(Remember, debits on the left and credits on the right)

As I wrote previously, the transaction fees will either be deducted as a cost of sale or as an expense. If you had merchant transaction fees of $225 you will see below the two different ways it might appear on your Profit and Loss Statement. In either case the monthly gateway and terminal fees will be expenses. The example shows $50 in monthly merchant statement and rental fees. (I’m not showing the expense side in the first example, the statement and rental fees would be listed as in example 2.)

Example 1:

Sales                                                                       $2,000
           Cost of Goods Sold
                   Supplies                                    $300
                   Merchant Transaction Fees          225
            Net Cost of Goods Sold                                $525

Gross Profit on Sales                                              $1,475

Example 2:

       Office Expenses                                 $100
       Postage                                                 88
       Marketing                                            120
       Merchant Transaction Fees                  225
       Terminal rental & merchant exp              50
Total Expense                                                            $583

Thursday, April 29, 2010

Merchant Statements continued

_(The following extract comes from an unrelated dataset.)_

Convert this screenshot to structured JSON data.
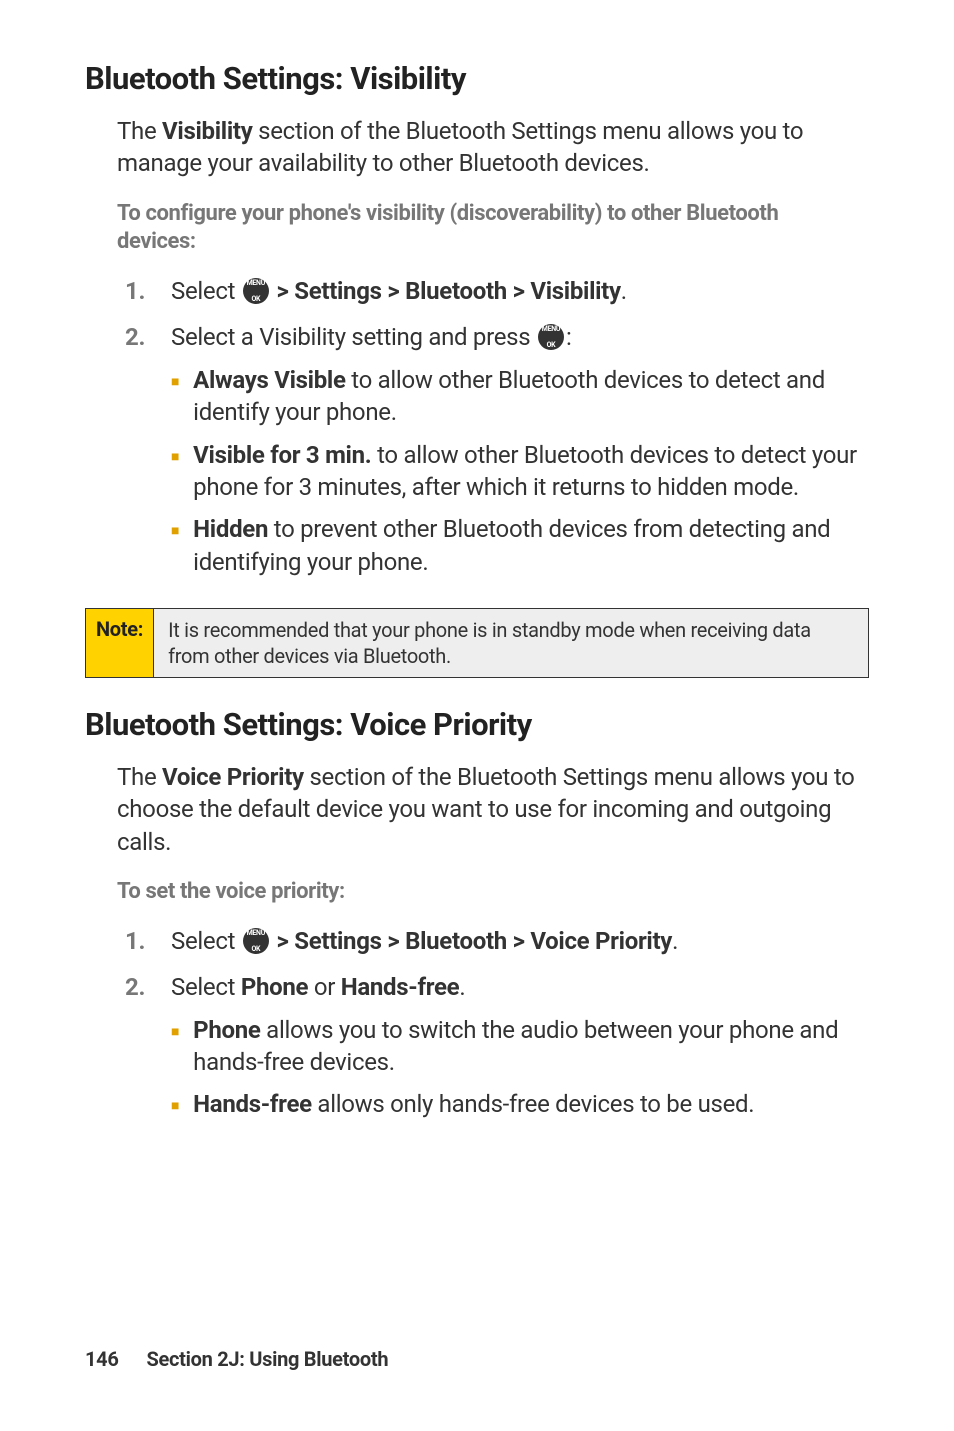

The next part of your Merchant statement contains the transaction detail.  It shows the daily detail of your batch processing.  Included are the day of the month, reference number, the transaction code (deposit, chargeback, adjustment or reversal), type of card used, number of sales and amount of sales.  If you are set up for a daily discount program, previous discount payments would be included also.

The next section is your fee totals.  You will be making a journal entry based on the information included here and in the next section.  Some of these fees might include the monthly terminal rental and per transactions fees incurred.   The statement totals are found in the final summary section.  You will be making an entry for any statement fees and minimum discount fees charged (if you didn’t reach the minimum required for the month).

The IRS allows some merchant fees to be categorized as Cost of Goods Sold (COGS).  So, depending on your accounting, they will either reduce Gross Income or be an expense.   I should make a note here that the gateway fees (what you pay monthly for processing) are not considered COGS but are a dues and subscriptions expense.   I’ll follow with sample journal entries at my next writing.